Farrell's performance as The Penguin lived and died on his gravitas, but the opposite could be said for his role in "After Yang." As Jake, Farrell is quiet, a bit hapless, and a bit distant. This story may be told from his perspective, and through his desperate odyssey to restore order to his home, but he's not necessarily the hero of this story (and that's entirely by design). The scopes of Kogonada's films are decidedly intimate. He's not necessarily interested in outward flourishes, but in the small, profound changes that inform huge transitions in our lives.

In "After Yang," Farrell allows Jake to drift in the silence, to open up to the shifting world around him, and the audience in turn is allowed to experience what he does. It's a beautiful exercise in stillness, and while it subverts nearly everything that Farrell is known for, he's clearly just as capable in this arena.

In The Banshees of Inisherin

And then there's "The Banshees of Inisherin," and the performance that's spelling out Oscar buzz for Farrell. The actor reunites with "In Bruges" co-star Brendan Gleeson — as well as their director, Martin McDonagh — for a darkly funny, deeply devastating break-up film. Farrell is Pádraic, a very nice (if not slightly dull) man whose lifelong friendship with Colm (Gleeson) suddenly breaks down. Colm no longer wants to speak to Pádraic, no longer wants to be friends at all, and naturally, Pádraic can't understand why. Their falling out turns their small island town on its head, forcing everyone to consider just what it is they're doing with the time they have left in the world.

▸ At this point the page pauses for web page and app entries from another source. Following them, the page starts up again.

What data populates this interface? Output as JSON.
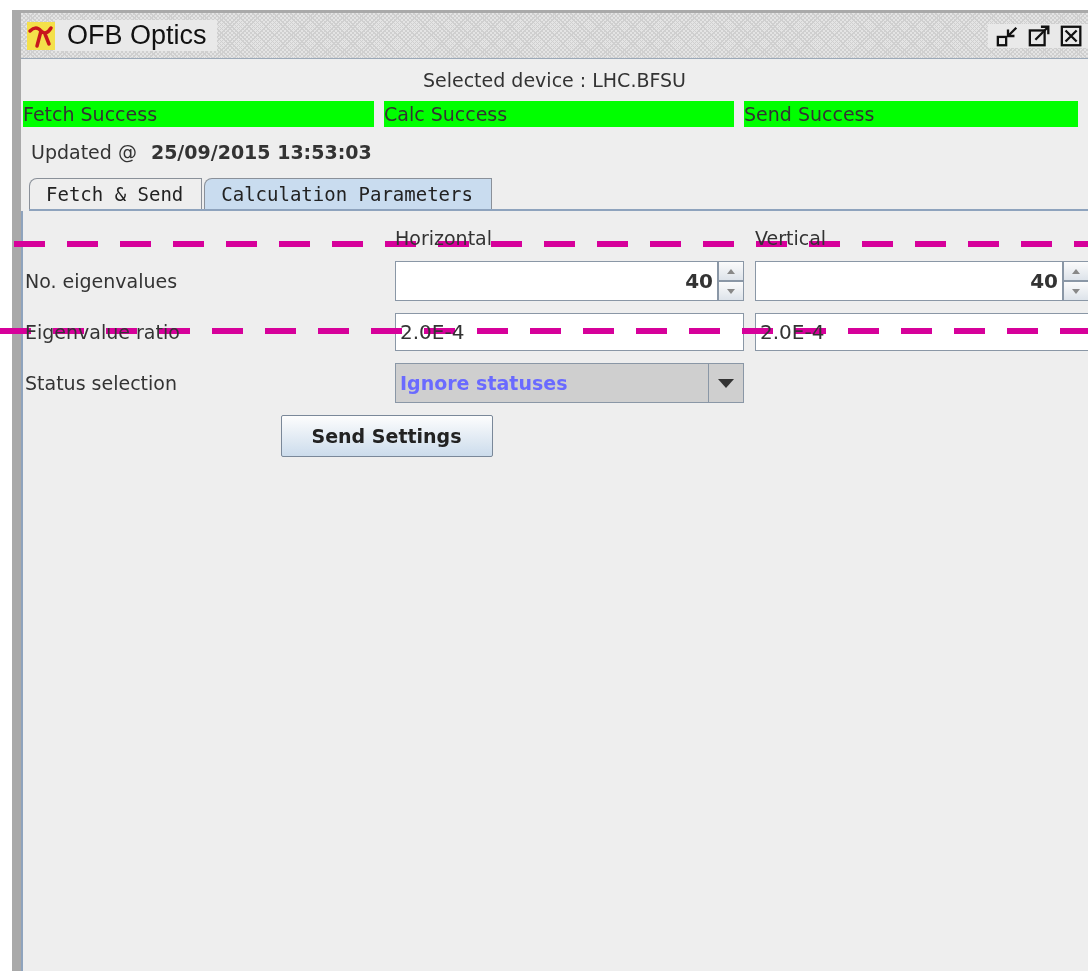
{
  "window": {
    "title": "OFB Optics"
  },
  "selected_device": "Selected device : LHC.BFSU",
  "status_indicators": [
    {
      "label": "Fetch Success",
      "color": "#00ff00"
    },
    {
      "label": "Calc Success",
      "color": "#00ff00"
    },
    {
      "label": "Send Success",
      "color": "#00ff00"
    }
  ],
  "updated": {
    "label": "Updated @",
    "timestamp": "25/09/2015 13:53:03"
  },
  "tabs": [
    {
      "label": "Fetch & Send",
      "selected": false
    },
    {
      "label": "Calculation Parameters",
      "selected": true
    }
  ],
  "form": {
    "columns": [
      "Horizontal",
      "Vertical"
    ],
    "rows": [
      {
        "kind": "spinner",
        "label": "No. eigenvalues",
        "values": [
          "40",
          "40"
        ]
      },
      {
        "kind": "text",
        "label": "Eigenvalue ratio",
        "values": [
          "2.0E-4",
          "2.0E-4"
        ]
      },
      {
        "kind": "dropdown",
        "label": "Status selection",
        "values": [
          "Ignore statuses"
        ]
      }
    ]
  },
  "buttons": [
    "Send Settings"
  ],
  "annotations": [
    {
      "kind": "dashed-line"
    },
    {
      "kind": "dashed-line"
    }
  ]
}
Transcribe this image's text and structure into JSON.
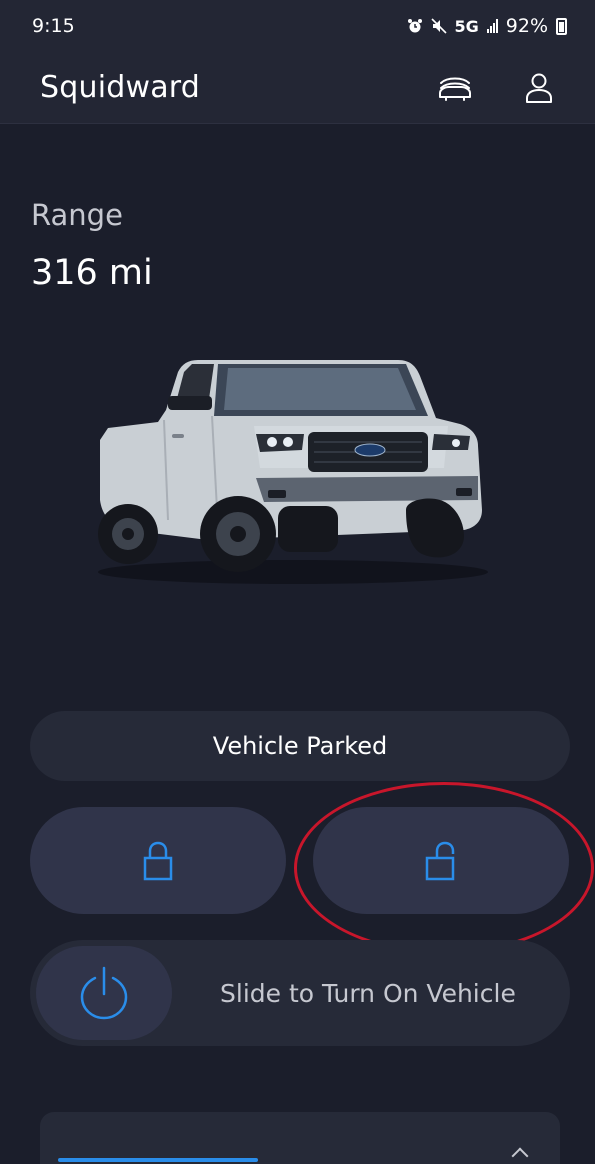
{
  "status_bar": {
    "time": "9:15",
    "network": "5G",
    "battery": "92%",
    "icons": [
      "alarm-icon",
      "mute-icon",
      "signal-icon",
      "battery-icon"
    ]
  },
  "header": {
    "title": "Squidward",
    "icons": [
      "vehicle-switcher-icon",
      "account-icon"
    ]
  },
  "range": {
    "label": "Range",
    "value": "316 mi"
  },
  "vehicle": {
    "status": "Vehicle Parked"
  },
  "controls": {
    "lock_icon": "lock-icon",
    "unlock_icon": "unlock-icon",
    "power_icon": "power-icon",
    "slide_label": "Slide to Turn On Vehicle"
  },
  "colors": {
    "background": "#1b1e2b",
    "header": "#232634",
    "accent": "#2a8dea",
    "highlight_ring": "#c8162b"
  }
}
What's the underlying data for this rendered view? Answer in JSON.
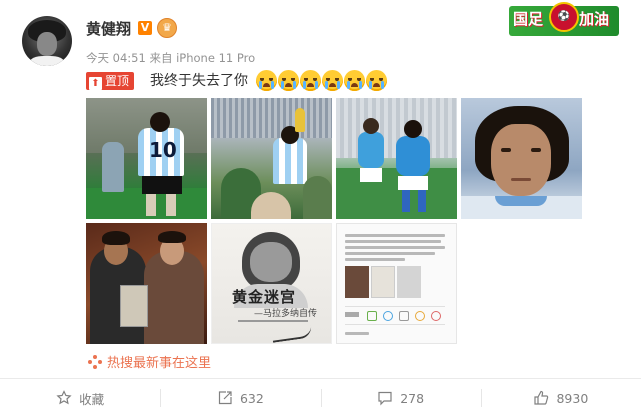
{
  "user": {
    "name": "黄健翔",
    "verified_badge": "V",
    "meta": "今天 04:51 来自 iPhone 11 Pro"
  },
  "banner": {
    "left": "国足",
    "right": "加油"
  },
  "post": {
    "pinned_label": "置顶",
    "text": "我终于失去了你",
    "emoji_count": 6,
    "photos": [
      {
        "name": "photo-maradona-back-10"
      },
      {
        "name": "photo-world-cup-trophy"
      },
      {
        "name": "photo-napoli-match"
      },
      {
        "name": "photo-maradona-portrait"
      },
      {
        "name": "photo-with-huang-jianxiang"
      },
      {
        "name": "photo-book-cover"
      },
      {
        "name": "photo-weibo-screenshot"
      }
    ],
    "photo6_title": "黄金迷宫",
    "photo6_subtitle": "—马拉多纳自传"
  },
  "hot_search": "热搜最新事在这里",
  "actions": {
    "favorite": "收藏",
    "repost": "632",
    "comment": "278",
    "like": "8930"
  },
  "colors": {
    "accent_orange": "#eb7350",
    "pinned_red": "#e64533",
    "verified_orange": "#ff8200"
  }
}
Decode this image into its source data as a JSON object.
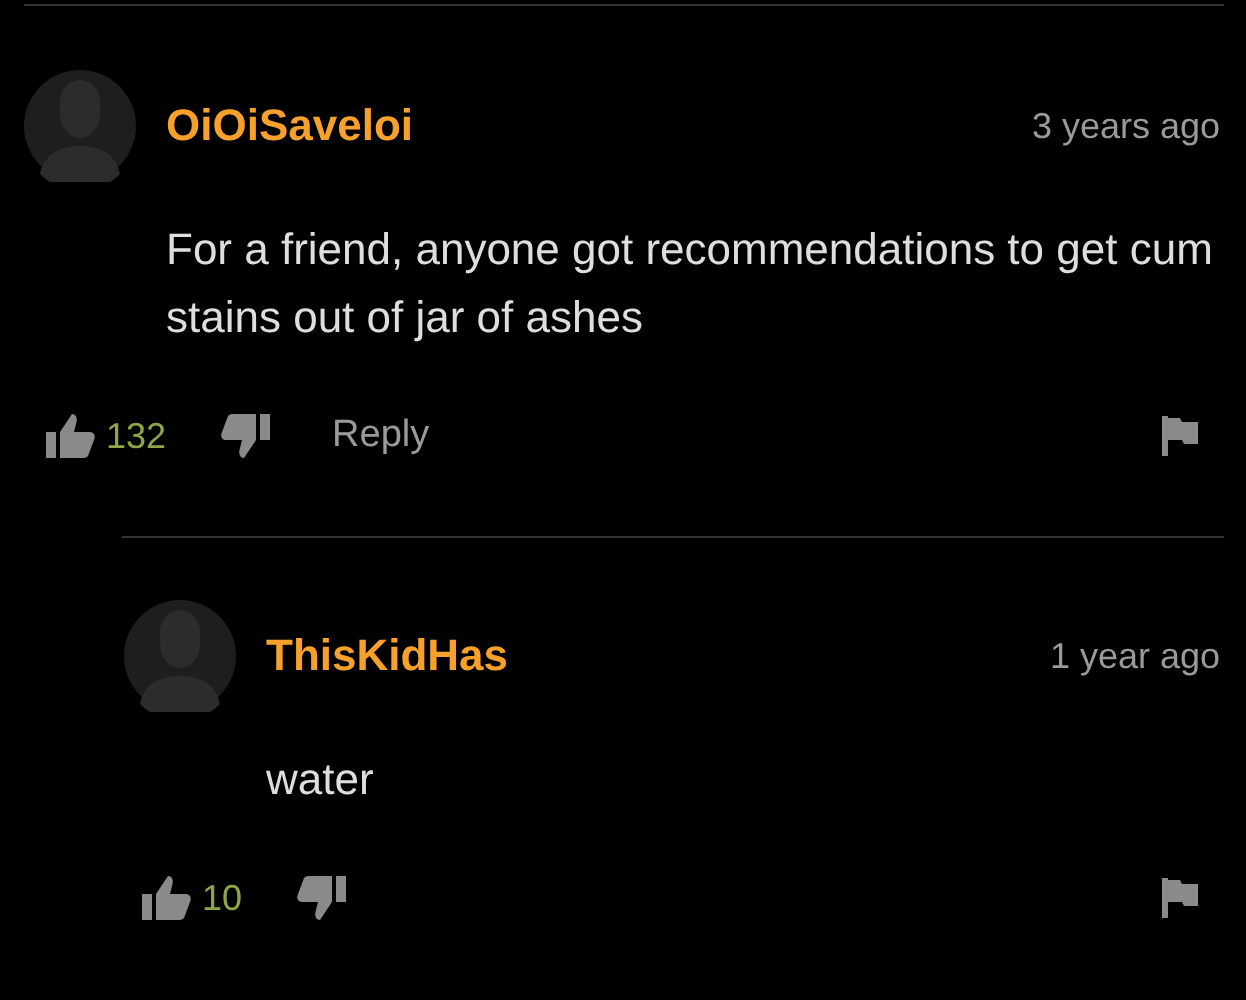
{
  "comments": [
    {
      "username": "OiOiSaveloi",
      "time": "3 years ago",
      "text": "For a friend, anyone got recommendations to get cum stains out of jar of ashes",
      "likes": "132",
      "reply_label": "Reply",
      "replies": [
        {
          "username": "ThisKidHas",
          "time": "1 year ago",
          "text": "water",
          "likes": "10"
        }
      ]
    }
  ]
}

"Banshees" is an unmistakable master class, delivering laughter, tears, and existential angst on just about every level. Gleeson's turn as Colm is a career best: he offers dignity and reverie to a character that'd be easy to write off as a navel-gazing meanie. But as Pádraic, Farrell unleashes yet another layered, vulnerable performance that could very well be his greatest yet. Colm's rejection sends him adrift and desperate, at times bringing out the worst in him. It's devastating to watch him reckon with one change after the next, to watch his whole world spiral into something totally unrecognizable.

Through Pádraic, McDonagh seems to be confronting the nebulous, annihilating pressure of time. It's not an easy concept to contextualize, but Farrell faces the abyss all the same. The residents of Inisherin, Colm especially, give a lot of thought to whether they'll be remembered after they're gone. Pádraic, for all his niceness and simplicity, may not be — but it's very possible that we'll be talking about Farrell's performance for many years to come.